[Entries from a dataset of interfaces]
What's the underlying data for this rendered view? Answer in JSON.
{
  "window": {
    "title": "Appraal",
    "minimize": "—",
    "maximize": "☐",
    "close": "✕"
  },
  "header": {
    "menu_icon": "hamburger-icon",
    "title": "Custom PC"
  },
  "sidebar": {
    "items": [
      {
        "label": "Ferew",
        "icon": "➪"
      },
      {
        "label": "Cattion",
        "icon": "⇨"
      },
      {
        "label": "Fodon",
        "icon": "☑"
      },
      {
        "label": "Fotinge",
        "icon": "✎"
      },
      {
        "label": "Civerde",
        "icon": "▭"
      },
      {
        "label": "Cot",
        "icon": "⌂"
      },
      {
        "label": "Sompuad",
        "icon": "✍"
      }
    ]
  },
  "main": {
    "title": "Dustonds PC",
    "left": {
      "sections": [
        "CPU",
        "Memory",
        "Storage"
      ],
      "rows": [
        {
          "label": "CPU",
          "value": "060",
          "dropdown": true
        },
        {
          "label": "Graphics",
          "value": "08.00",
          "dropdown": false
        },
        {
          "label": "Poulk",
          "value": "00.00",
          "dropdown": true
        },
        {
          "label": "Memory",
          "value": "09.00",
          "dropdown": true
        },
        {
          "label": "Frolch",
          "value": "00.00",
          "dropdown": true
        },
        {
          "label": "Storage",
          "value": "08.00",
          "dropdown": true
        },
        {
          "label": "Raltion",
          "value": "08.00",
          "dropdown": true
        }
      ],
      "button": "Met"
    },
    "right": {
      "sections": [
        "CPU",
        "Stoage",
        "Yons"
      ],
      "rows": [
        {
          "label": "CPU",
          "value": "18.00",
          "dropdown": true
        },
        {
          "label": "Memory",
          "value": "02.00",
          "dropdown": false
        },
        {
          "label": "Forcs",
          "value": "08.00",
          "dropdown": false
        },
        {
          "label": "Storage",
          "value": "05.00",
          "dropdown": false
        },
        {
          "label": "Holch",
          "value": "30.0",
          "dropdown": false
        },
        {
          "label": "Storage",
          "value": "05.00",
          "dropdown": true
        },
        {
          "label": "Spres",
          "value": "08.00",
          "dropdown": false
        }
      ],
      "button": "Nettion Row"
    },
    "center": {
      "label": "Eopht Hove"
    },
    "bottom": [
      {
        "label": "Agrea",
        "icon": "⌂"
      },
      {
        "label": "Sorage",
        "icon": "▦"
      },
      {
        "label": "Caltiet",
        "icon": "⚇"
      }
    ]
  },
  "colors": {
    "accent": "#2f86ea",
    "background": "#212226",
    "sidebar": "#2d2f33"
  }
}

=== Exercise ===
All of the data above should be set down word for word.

=== Exercise output ===
What's the underlying data for this rendered view? Answer in JSON.
{
  "window": {
    "title": "Appraal",
    "minimize": "—",
    "maximize": "☐",
    "close": "✕"
  },
  "header": {
    "menu_icon": "hamburger-icon",
    "title": "Custom PC"
  },
  "sidebar": {
    "items": [
      {
        "label": "Ferew",
        "icon": "➪"
      },
      {
        "label": "Cattion",
        "icon": "⇨"
      },
      {
        "label": "Fodon",
        "icon": "☑"
      },
      {
        "label": "Fotinge",
        "icon": "✎"
      },
      {
        "label": "Civerde",
        "icon": "▭"
      },
      {
        "label": "Cot",
        "icon": "⌂"
      },
      {
        "label": "Sompuad",
        "icon": "✍"
      }
    ]
  },
  "main": {
    "title": "Dustonds PC",
    "left": {
      "sections": [
        "CPU",
        "Memory",
        "Storage"
      ],
      "rows": [
        {
          "label": "CPU",
          "value": "060",
          "dropdown": true
        },
        {
          "label": "Graphics",
          "value": "08.00",
          "dropdown": false
        },
        {
          "label": "Poulk",
          "value": "00.00",
          "dropdown": true
        },
        {
          "label": "Memory",
          "value": "09.00",
          "dropdown": true
        },
        {
          "label": "Frolch",
          "value": "00.00",
          "dropdown": true
        },
        {
          "label": "Storage",
          "value": "08.00",
          "dropdown": true
        },
        {
          "label": "Raltion",
          "value": "08.00",
          "dropdown": true
        }
      ],
      "button": "Met"
    },
    "right": {
      "sections": [
        "CPU",
        "Stoage",
        "Yons"
      ],
      "rows": [
        {
          "label": "CPU",
          "value": "18.00",
          "dropdown": true
        },
        {
          "label": "Memory",
          "value": "02.00",
          "dropdown": false
        },
        {
          "label": "Forcs",
          "value": "08.00",
          "dropdown": false
        },
        {
          "label": "Storage",
          "value": "05.00",
          "dropdown": false
        },
        {
          "label": "Holch",
          "value": "30.0",
          "dropdown": false
        },
        {
          "label": "Storage",
          "value": "05.00",
          "dropdown": true
        },
        {
          "label": "Spres",
          "value": "08.00",
          "dropdown": false
        }
      ],
      "button": "Nettion Row"
    },
    "center": {
      "label": "Eopht Hove"
    },
    "bottom": [
      {
        "label": "Agrea",
        "icon": "⌂"
      },
      {
        "label": "Sorage",
        "icon": "▦"
      },
      {
        "label": "Caltiet",
        "icon": "⚇"
      }
    ]
  },
  "colors": {
    "accent": "#2f86ea",
    "background": "#212226",
    "sidebar": "#2d2f33"
  }
}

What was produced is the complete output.